Modern, just-in-time and lean manufacturing principles place great stress on manufacturing managers. Previously, those managers were able to maintain large quantities of raw materials that they could use in manufacturing processes to create equally large inventories from regular production runs. These practices allowed businesses to fill product orders as they came in, but they also tied up significant amounts of cash and assets and reduced manufacturing company profitability.

Rather than creating large inventories of finished products that then sit in warehouses until orders come in, new manufacturing principles call for managers to create a regular trickle of finished products that go immediately to customers with little or no intermediate warehouse time. Enterprise resource planning (ERP) for manufacturing gives manufacturing managers the tools and information they need to track, measure, and monitor every step of a manufacturing cycle, from raw material order and delivery to shipment of a final product. In addition, managers can use ERP for manufacturing to:

  • approve purchase orders electronically
  • match supplier invoices with accepted purchase order receipts
  • connect and coordinate the efforts of multiple manufacturing facilities
  • forecast demand, and match production to anticipated demand from those forecasts
  • track order status and fulfillment at all stages of a manufacturing cycle

Gamma Vacuum, a small Minnesota-based manufacturer of ion pumps, realized all of these benefits and more through the adoption of its own manufacturing ERP software. Gamma is a small business, yet it has captured more than one-third of the marketplace for its products through intelligent management of its manufacturing processes.
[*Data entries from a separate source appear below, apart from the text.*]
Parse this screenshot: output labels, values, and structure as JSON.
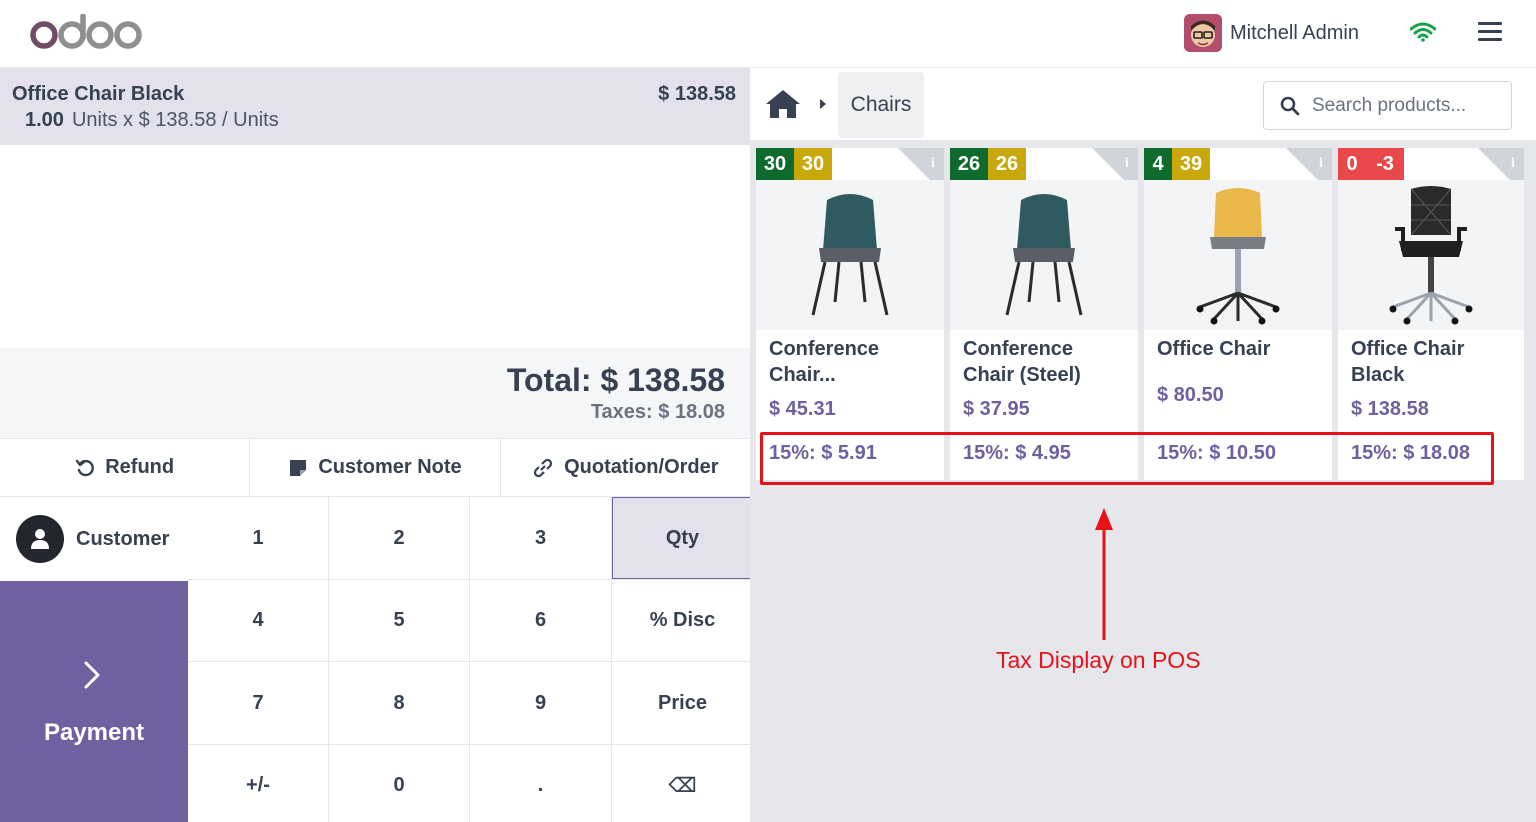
{
  "header": {
    "brand": "odoo",
    "user_name": "Mitchell Admin"
  },
  "order": {
    "line": {
      "product": "Office Chair Black",
      "price": "$ 138.58",
      "qty": "1.00",
      "detail": "Units x $ 138.58 / Units"
    },
    "total": "Total: $ 138.58",
    "taxes": "Taxes: $ 18.08"
  },
  "actions": {
    "refund": "Refund",
    "customer_note": "Customer Note",
    "quotation": "Quotation/Order"
  },
  "customer_label": "Customer",
  "payment_label": "Payment",
  "numpad": [
    "1",
    "2",
    "3",
    "Qty",
    "4",
    "5",
    "6",
    "% Disc",
    "7",
    "8",
    "9",
    "Price",
    "+/-",
    "0",
    ".",
    "⌫"
  ],
  "breadcrumb": {
    "category": "Chairs"
  },
  "search": {
    "placeholder": "Search products..."
  },
  "products": [
    {
      "badges": [
        "30",
        "30"
      ],
      "name": "Conference Chair...",
      "price": "$ 45.31",
      "tax": "15%: $ 5.91"
    },
    {
      "badges": [
        "26",
        "26"
      ],
      "name": "Conference Chair (Steel)",
      "price": "$ 37.95",
      "tax": "15%: $ 4.95"
    },
    {
      "badges": [
        "4",
        "39"
      ],
      "name": "Office Chair",
      "price": "$ 80.50",
      "tax": "15%: $ 10.50"
    },
    {
      "badges": [
        "0",
        "-3"
      ],
      "name": "Office Chair Black",
      "price": "$ 138.58",
      "tax": "15%: $ 18.08"
    }
  ],
  "annotation": "Tax Display on POS",
  "colors": {
    "accent": "#7060a0",
    "highlight": "#e8111a",
    "stock_green": "#0e6b2d",
    "stock_yellow": "#c9a80c",
    "stock_red": "#e8484a"
  }
}
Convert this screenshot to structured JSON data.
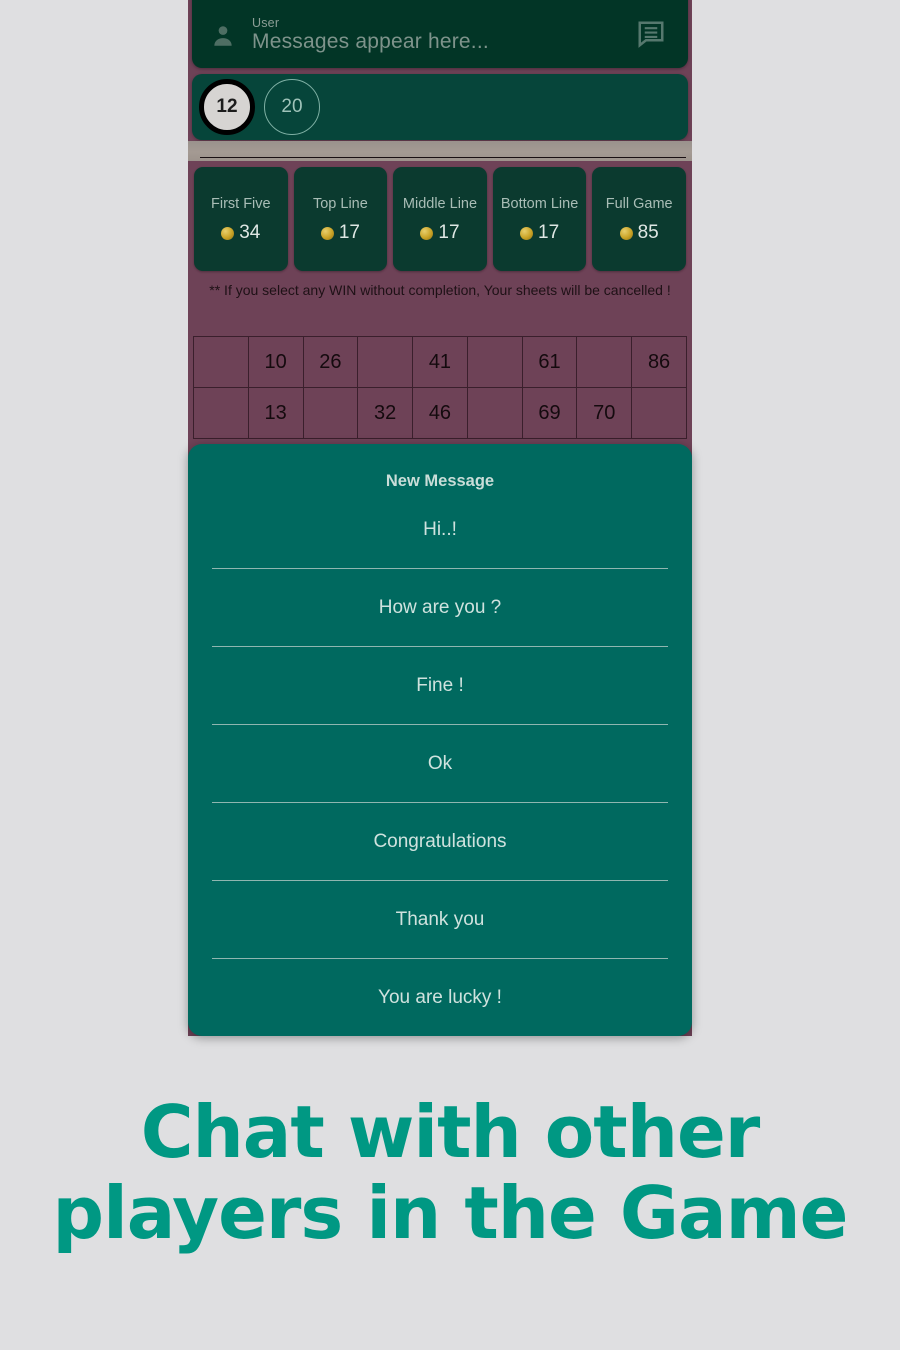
{
  "screen": {
    "background_color": "#dfdfe1",
    "board_color": "#6e4257",
    "dark_green": "#023526",
    "dialog_color": "#00695f",
    "accent_color": "#009883"
  },
  "message_bar": {
    "user_label": "User",
    "placeholder": "Messages appear here...",
    "user_icon": "person-icon",
    "chat_icon": "chat-bubble-icon"
  },
  "numbers_strip": {
    "current_number": "12",
    "previous_number": "20"
  },
  "prizes": [
    {
      "name": "First Five",
      "amount": "34",
      "coin_icon": "coin-icon"
    },
    {
      "name": "Top Line",
      "amount": "17",
      "coin_icon": "coin-icon"
    },
    {
      "name": "Middle Line",
      "amount": "17",
      "coin_icon": "coin-icon"
    },
    {
      "name": "Bottom Line",
      "amount": "17",
      "coin_icon": "coin-icon"
    },
    {
      "name": "Full Game",
      "amount": "85",
      "coin_icon": "coin-icon"
    }
  ],
  "warning": "** If you select any WIN without completion, Your sheets will be cancelled !",
  "ticket": {
    "columns": 9,
    "rows": [
      [
        "",
        "10",
        "26",
        "",
        "41",
        "",
        "61",
        "",
        "86"
      ],
      [
        "",
        "13",
        "",
        "32",
        "46",
        "",
        "69",
        "70",
        ""
      ]
    ]
  },
  "dialog": {
    "title": "New Message",
    "options": [
      "Hi..!",
      "How are you ?",
      "Fine !",
      "Ok",
      "Congratulations",
      "Thank you",
      "You are lucky !"
    ]
  },
  "caption": {
    "line1": "Chat with other",
    "line2": "players in the Game"
  }
}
Gamma specifically uses ERP for manufacturing to manage supply and distribution channels and to feed information back into its manufacturing facilities to allow the company to quickly respond to customer orders and changes in those orders.

Likewise, H&R Manufacturing, a Texas tool producer, uses ERP for manufacturing to stay competitive with international tool manufacturers. H&R collects data from its manufacturing floor in real-time to measure production time, and it then uses that data to set costs and pricing for its products. Its ERP manufacturing system gives managers a clear picture of order processing time and identifies manufacturing processes where time is used inefficiently or ineffectively.

Depending on its needs and the specifics of its manufacturing operations, a manufacturing company can adopt and install a number of different modules, all of which address different aspects of ERP for manufacturing, including:

  • sales and distribution management
  • purchasing management
  • manufacturing planning and control
  • quality assurance
  • supply and inventory control
  • machine and equipment maintenance
  • human resources and manufacturing operator management

Effective use of any of these modules is a function of managements ability to harness the information that a manufacturing ERP system will collect and generate. The auto parts supplier, Tribar Manufacturing, discovered this after the initial installation and implementation of an ERP system generated so much data both within and outside of the system that its personnel were unable to fully grasp and use all of the data that had been generated. Tribar rebooted its ERP installation and within a short time, realized cost savings of more than $350,000 from better control over its inventory.

Regardless of size, a manufacturing company can squeeze substantial profits out of its operations through better use and understanding of all of the data and information that manufacturing cycles routinely generate. ERP for manufacturing company can improve the operations of a manufacturing company by providing the tools and pathway that the company needs to gain that understanding.